The Crimson Playgoer

"Father Brown, Detective" Plus "Lives of a Bengal Lancer" Makes Up An Excellent Bill

A better bill than now graces the University screen would be difficult to demand of any two feature movie programs. "The Lives of a Bengal Lancer" has been justly praised for its spectacular melodrama, picturesquely framed against the forbidding north Indian mountain passes. Very roughly adapted from the successful book of similar title, it proves an exciting bit of pageantry capably acted by a cast which includes Gary Cooper, Franchot Tone, Dick Cromwell, and Kathleen Burke.
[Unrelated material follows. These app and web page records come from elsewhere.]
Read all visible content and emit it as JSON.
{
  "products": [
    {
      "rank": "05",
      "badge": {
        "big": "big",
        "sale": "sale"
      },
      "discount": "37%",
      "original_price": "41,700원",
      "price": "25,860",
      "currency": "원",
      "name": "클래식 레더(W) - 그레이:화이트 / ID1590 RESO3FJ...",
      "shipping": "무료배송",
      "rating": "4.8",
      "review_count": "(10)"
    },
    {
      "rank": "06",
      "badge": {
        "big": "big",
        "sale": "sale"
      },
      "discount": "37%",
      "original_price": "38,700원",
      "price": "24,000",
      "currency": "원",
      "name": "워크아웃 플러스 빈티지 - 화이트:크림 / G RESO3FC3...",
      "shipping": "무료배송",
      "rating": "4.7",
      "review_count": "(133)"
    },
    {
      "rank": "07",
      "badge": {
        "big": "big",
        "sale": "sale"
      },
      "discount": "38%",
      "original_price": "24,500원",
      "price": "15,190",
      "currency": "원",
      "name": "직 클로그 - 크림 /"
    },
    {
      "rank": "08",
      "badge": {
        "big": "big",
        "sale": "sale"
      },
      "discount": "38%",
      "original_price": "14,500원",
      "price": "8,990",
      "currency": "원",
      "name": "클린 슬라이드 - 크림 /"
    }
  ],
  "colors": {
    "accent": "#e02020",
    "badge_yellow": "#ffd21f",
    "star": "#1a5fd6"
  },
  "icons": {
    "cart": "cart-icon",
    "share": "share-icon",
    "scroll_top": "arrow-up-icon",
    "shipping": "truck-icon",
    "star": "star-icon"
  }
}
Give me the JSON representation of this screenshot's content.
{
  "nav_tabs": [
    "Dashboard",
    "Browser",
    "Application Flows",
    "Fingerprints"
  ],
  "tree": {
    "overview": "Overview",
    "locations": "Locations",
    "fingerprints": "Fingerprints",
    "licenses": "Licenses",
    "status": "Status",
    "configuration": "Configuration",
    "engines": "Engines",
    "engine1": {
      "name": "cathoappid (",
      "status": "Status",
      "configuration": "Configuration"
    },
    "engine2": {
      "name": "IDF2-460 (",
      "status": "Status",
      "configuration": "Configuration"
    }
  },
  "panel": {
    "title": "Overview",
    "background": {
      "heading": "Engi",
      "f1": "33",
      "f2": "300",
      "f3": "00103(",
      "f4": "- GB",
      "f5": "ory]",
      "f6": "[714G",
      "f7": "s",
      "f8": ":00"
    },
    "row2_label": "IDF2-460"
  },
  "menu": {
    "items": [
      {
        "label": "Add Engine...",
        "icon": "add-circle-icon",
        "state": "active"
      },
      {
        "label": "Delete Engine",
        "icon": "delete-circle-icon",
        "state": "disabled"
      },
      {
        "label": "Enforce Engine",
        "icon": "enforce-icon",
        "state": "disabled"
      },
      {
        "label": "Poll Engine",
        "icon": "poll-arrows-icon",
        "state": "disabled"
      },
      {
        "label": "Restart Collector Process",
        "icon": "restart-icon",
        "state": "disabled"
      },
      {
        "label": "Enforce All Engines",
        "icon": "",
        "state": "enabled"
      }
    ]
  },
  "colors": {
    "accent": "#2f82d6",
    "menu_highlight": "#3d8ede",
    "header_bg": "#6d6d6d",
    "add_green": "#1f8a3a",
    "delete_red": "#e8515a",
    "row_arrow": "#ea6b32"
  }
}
Less well known, but even more deserving of notice is the co-feature, "Father Brown, Detective." the excellent Mr. Walter Connelly, aided by Paul Lucas and the exceedingly beautiful and personable Gertrude Michael, make this whimsically amusing story a film of unusual delight. The tale centers about the attempts of Flambeau (Mr. Lucas) to secure by his usual informal method, the ten famous "Flying Stars" --diamonds of superb beauty, which he desires to place about the glorious neck of Miss Michael with whom he has fallen quite in love. Walter Connelly portrays the wise priest who takes it upon himself to straighten out the lives of Flambeau and his lovely lad. There is an undertone of quite humer and philosophic beauty which lifts the picture far above the limitations of its story.